= Beginning of Section =

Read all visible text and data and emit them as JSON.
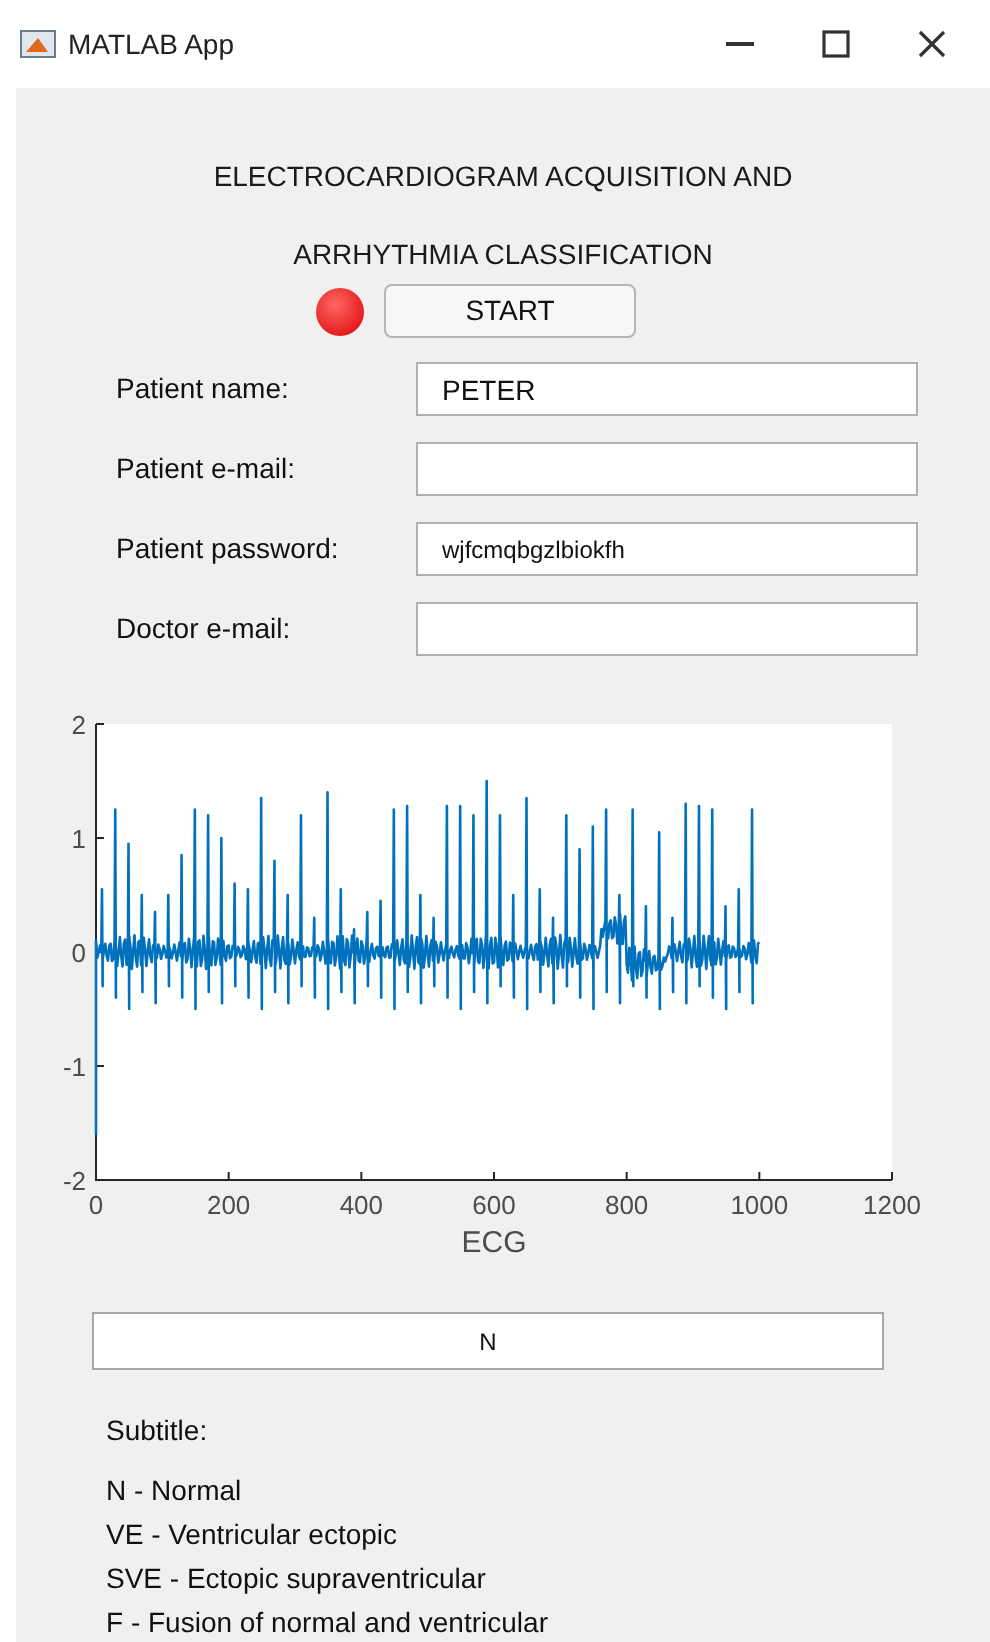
{
  "window": {
    "title": "MATLAB App"
  },
  "heading": [
    "ELECTROCARDIOGRAM ACQUISITION AND",
    "ARRHYTHMIA CLASSIFICATION"
  ],
  "lamp": {
    "on": false
  },
  "start_button": "START",
  "fields": [
    {
      "label": "Patient name:",
      "value": "PETER"
    },
    {
      "label": "Patient e-mail:"
    },
    {
      "label": "Patient password:",
      "value": "wjfcmqbgzlbiokfh"
    },
    {
      "label": "Doctor e-mail:"
    }
  ],
  "plot": {
    "xlabel": "ECG",
    "xticks": [
      "0",
      "200",
      "400",
      "600",
      "800",
      "1000",
      "1200"
    ],
    "yticks": [
      "2",
      "1",
      "0",
      "-1",
      "-2"
    ]
  },
  "result": "N",
  "legend": {
    "title": "Subtitle:",
    "items": [
      "N - Normal",
      "VE - Ventricular ectopic",
      "SVE - Ectopic supraventricular",
      "F - Fusion of normal and ventricular"
    ]
  }
}
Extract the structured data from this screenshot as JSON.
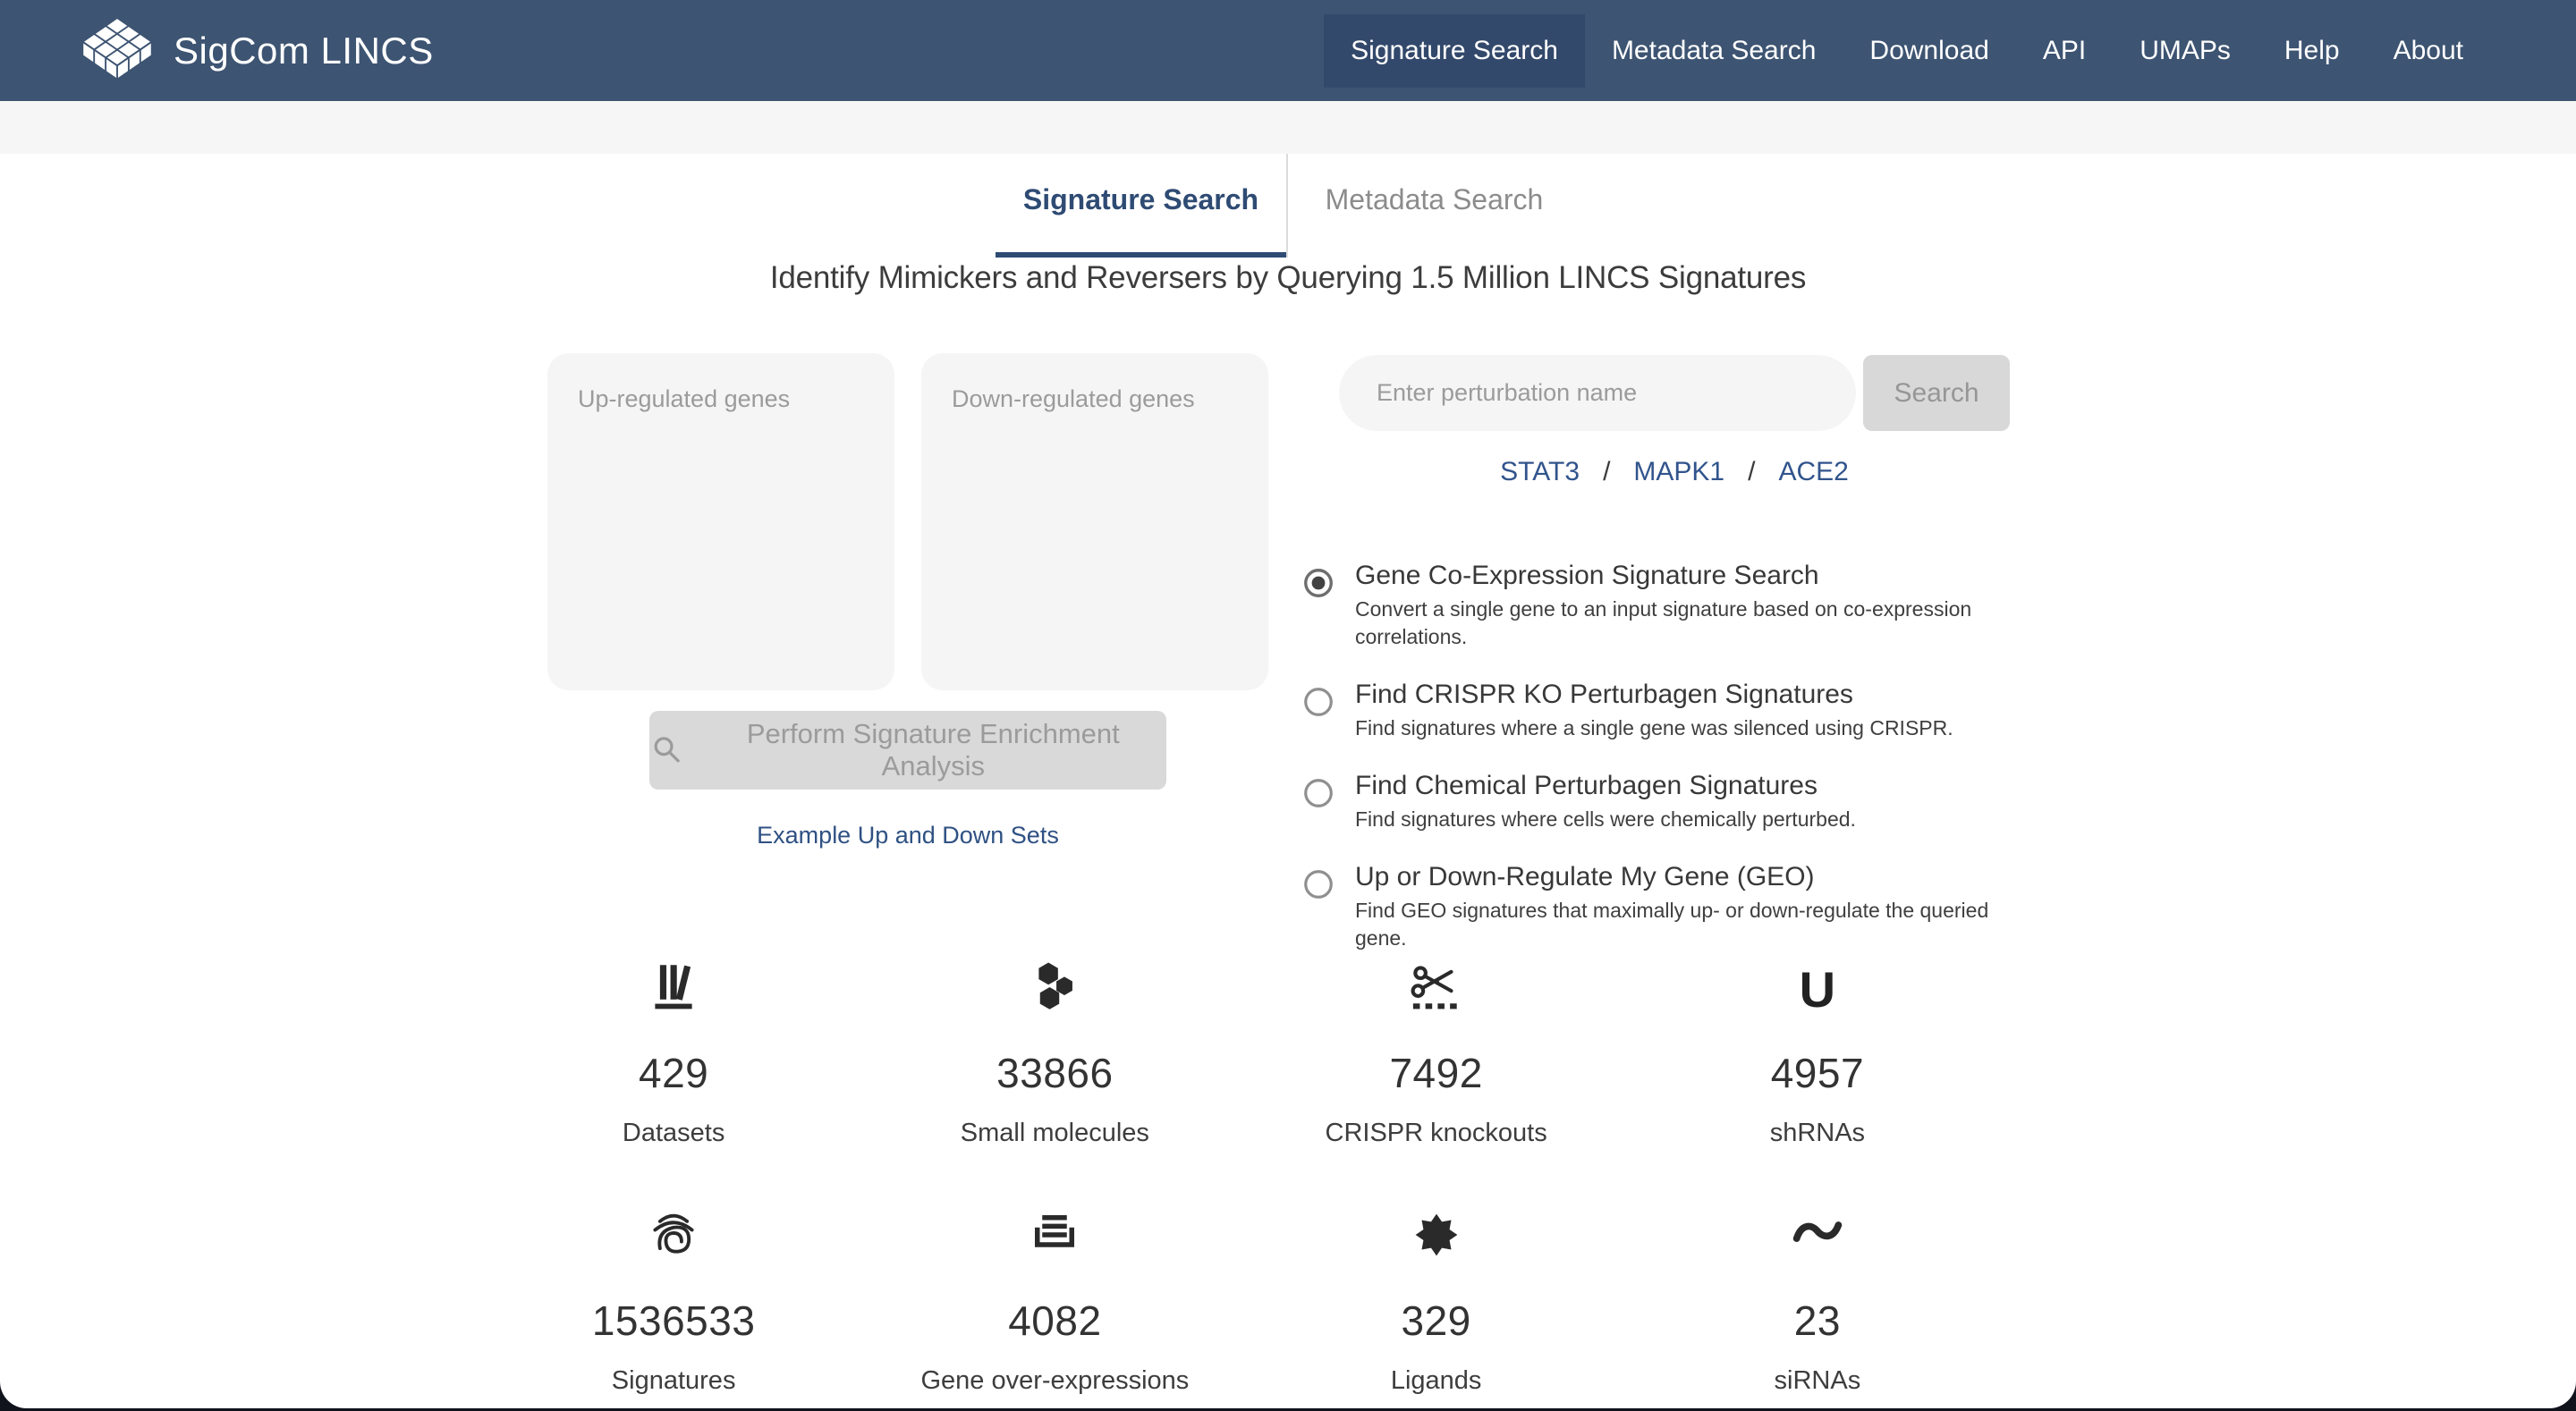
{
  "navbar": {
    "brand": "SigCom LINCS",
    "items": [
      {
        "label": "Signature Search",
        "active": true
      },
      {
        "label": "Metadata Search",
        "active": false
      },
      {
        "label": "Download",
        "active": false
      },
      {
        "label": "API",
        "active": false
      },
      {
        "label": "UMAPs",
        "active": false
      },
      {
        "label": "Help",
        "active": false
      },
      {
        "label": "About",
        "active": false
      }
    ]
  },
  "tabs": [
    {
      "label": "Signature Search",
      "active": true
    },
    {
      "label": "Metadata Search",
      "active": false
    }
  ],
  "heading": "Identify Mimickers and Reversers by Querying 1.5 Million LINCS Signatures",
  "signature_form": {
    "up_placeholder": "Up-regulated genes",
    "down_placeholder": "Down-regulated genes",
    "up_value": "",
    "down_value": "",
    "submit_label": "Perform Signature Enrichment Analysis",
    "example_link": "Example Up and Down Sets"
  },
  "gene_form": {
    "placeholder": "Enter perturbation name",
    "value": "",
    "search_label": "Search",
    "separator": "/",
    "examples": [
      "STAT3",
      "MAPK1",
      "ACE2"
    ]
  },
  "options": [
    {
      "title": "Gene Co-Expression Signature Search",
      "description": "Convert a single gene to an input signature based on co-expression correlations.",
      "selected": true
    },
    {
      "title": "Find CRISPR KO Perturbagen Signatures",
      "description": "Find signatures where a single gene was silenced using CRISPR.",
      "selected": false
    },
    {
      "title": "Find Chemical Perturbagen Signatures",
      "description": "Find signatures where cells were chemically perturbed.",
      "selected": false
    },
    {
      "title": "Up or Down-Regulate My Gene (GEO)",
      "description": "Find GEO signatures that maximally up- or down-regulate the queried gene.",
      "selected": false
    }
  ],
  "stats": [
    {
      "value": "429",
      "label": "Datasets",
      "icon": "library-icon"
    },
    {
      "value": "33866",
      "label": "Small molecules",
      "icon": "molecules-icon"
    },
    {
      "value": "7492",
      "label": "CRISPR knockouts",
      "icon": "scissors-icon"
    },
    {
      "value": "4957",
      "label": "shRNAs",
      "icon": "u-glyph-icon",
      "glyph": "U"
    },
    {
      "value": "1536533",
      "label": "Signatures",
      "icon": "fingerprint-icon"
    },
    {
      "value": "4082",
      "label": "Gene over-expressions",
      "icon": "stack-icon"
    },
    {
      "value": "329",
      "label": "Ligands",
      "icon": "burst-icon"
    },
    {
      "value": "23",
      "label": "siRNAs",
      "icon": "tilde-icon"
    }
  ],
  "colors": {
    "navbar": "#3d5472",
    "navbar_active": "#33496b",
    "tab_accent": "#2e4b73",
    "link_blue": "#31548c",
    "panel_gray": "#f5f5f5",
    "button_gray": "#d9d9d9",
    "footer_dark": "#10131c"
  }
}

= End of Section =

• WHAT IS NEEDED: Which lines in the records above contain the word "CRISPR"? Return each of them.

• OUTPUT OF THE EXERCISE:
      "title": "Find CRISPR KO Perturbagen Signatures",
      "description": "Find signatures where a single gene was silenced using CRISPR.",
      "label": "CRISPR knockouts",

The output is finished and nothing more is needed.